_What is needed_. In the listing below, locate the lines bearing the word "berijalan". Copy every one of them.

-.-.-

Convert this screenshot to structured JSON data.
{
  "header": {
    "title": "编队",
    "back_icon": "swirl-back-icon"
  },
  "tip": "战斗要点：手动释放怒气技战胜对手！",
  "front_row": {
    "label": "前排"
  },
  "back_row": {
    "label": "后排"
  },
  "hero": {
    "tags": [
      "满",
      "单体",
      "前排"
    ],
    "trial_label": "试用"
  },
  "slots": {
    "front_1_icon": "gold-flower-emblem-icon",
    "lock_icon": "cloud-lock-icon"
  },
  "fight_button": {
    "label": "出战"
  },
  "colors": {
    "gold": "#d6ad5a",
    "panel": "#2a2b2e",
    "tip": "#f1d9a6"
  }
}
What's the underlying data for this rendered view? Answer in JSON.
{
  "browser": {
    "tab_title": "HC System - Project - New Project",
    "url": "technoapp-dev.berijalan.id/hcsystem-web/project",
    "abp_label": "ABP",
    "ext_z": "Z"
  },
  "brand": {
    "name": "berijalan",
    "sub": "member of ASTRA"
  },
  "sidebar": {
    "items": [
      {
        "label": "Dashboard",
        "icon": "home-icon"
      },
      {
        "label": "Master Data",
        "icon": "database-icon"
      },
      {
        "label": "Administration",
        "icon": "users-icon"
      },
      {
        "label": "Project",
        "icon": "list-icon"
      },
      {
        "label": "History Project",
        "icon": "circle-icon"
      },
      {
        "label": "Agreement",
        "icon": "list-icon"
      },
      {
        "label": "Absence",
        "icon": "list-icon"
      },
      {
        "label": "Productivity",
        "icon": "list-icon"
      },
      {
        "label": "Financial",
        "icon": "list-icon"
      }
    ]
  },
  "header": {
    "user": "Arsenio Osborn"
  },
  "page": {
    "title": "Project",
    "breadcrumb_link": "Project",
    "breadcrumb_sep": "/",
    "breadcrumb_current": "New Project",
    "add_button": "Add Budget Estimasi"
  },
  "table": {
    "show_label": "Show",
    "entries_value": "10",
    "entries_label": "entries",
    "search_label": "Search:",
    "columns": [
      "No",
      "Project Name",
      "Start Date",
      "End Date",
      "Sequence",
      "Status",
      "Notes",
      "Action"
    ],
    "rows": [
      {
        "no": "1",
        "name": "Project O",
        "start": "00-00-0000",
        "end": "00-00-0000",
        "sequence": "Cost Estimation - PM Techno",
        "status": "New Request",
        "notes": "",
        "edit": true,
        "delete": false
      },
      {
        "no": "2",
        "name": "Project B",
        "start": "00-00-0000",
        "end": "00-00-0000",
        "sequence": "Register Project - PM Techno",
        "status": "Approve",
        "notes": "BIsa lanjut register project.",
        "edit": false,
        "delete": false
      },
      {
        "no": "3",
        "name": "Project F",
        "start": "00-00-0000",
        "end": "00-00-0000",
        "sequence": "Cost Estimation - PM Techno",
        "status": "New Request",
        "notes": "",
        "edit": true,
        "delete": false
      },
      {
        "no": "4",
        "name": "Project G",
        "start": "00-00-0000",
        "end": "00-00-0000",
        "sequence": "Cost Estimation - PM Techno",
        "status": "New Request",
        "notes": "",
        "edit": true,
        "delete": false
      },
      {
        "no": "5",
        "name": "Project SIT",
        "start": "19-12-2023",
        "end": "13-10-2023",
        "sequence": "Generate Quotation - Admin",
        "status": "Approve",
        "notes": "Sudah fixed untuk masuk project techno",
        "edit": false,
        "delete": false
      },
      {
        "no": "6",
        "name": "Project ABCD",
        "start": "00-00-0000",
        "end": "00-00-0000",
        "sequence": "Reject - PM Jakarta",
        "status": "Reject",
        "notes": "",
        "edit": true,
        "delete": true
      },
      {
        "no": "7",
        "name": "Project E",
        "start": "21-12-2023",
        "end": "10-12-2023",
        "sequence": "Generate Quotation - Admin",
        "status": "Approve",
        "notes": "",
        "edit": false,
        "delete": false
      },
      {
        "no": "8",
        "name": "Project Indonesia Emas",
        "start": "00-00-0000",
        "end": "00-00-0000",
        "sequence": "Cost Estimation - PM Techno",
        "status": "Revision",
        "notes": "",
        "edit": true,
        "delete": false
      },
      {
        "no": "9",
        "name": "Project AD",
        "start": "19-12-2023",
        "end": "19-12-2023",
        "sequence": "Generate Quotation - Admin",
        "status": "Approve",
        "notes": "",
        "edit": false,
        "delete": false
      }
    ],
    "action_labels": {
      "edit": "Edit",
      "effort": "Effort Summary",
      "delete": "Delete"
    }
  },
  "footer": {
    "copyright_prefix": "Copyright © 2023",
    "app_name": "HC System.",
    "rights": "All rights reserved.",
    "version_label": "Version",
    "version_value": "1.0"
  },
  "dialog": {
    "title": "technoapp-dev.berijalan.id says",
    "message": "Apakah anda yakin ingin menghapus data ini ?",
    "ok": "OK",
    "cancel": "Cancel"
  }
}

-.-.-

_Task response_.
    "url": "technoapp-dev.berijalan.id/hcsystem-web/project",
    "name": "berijalan",
    "title": "technoapp-dev.berijalan.id says",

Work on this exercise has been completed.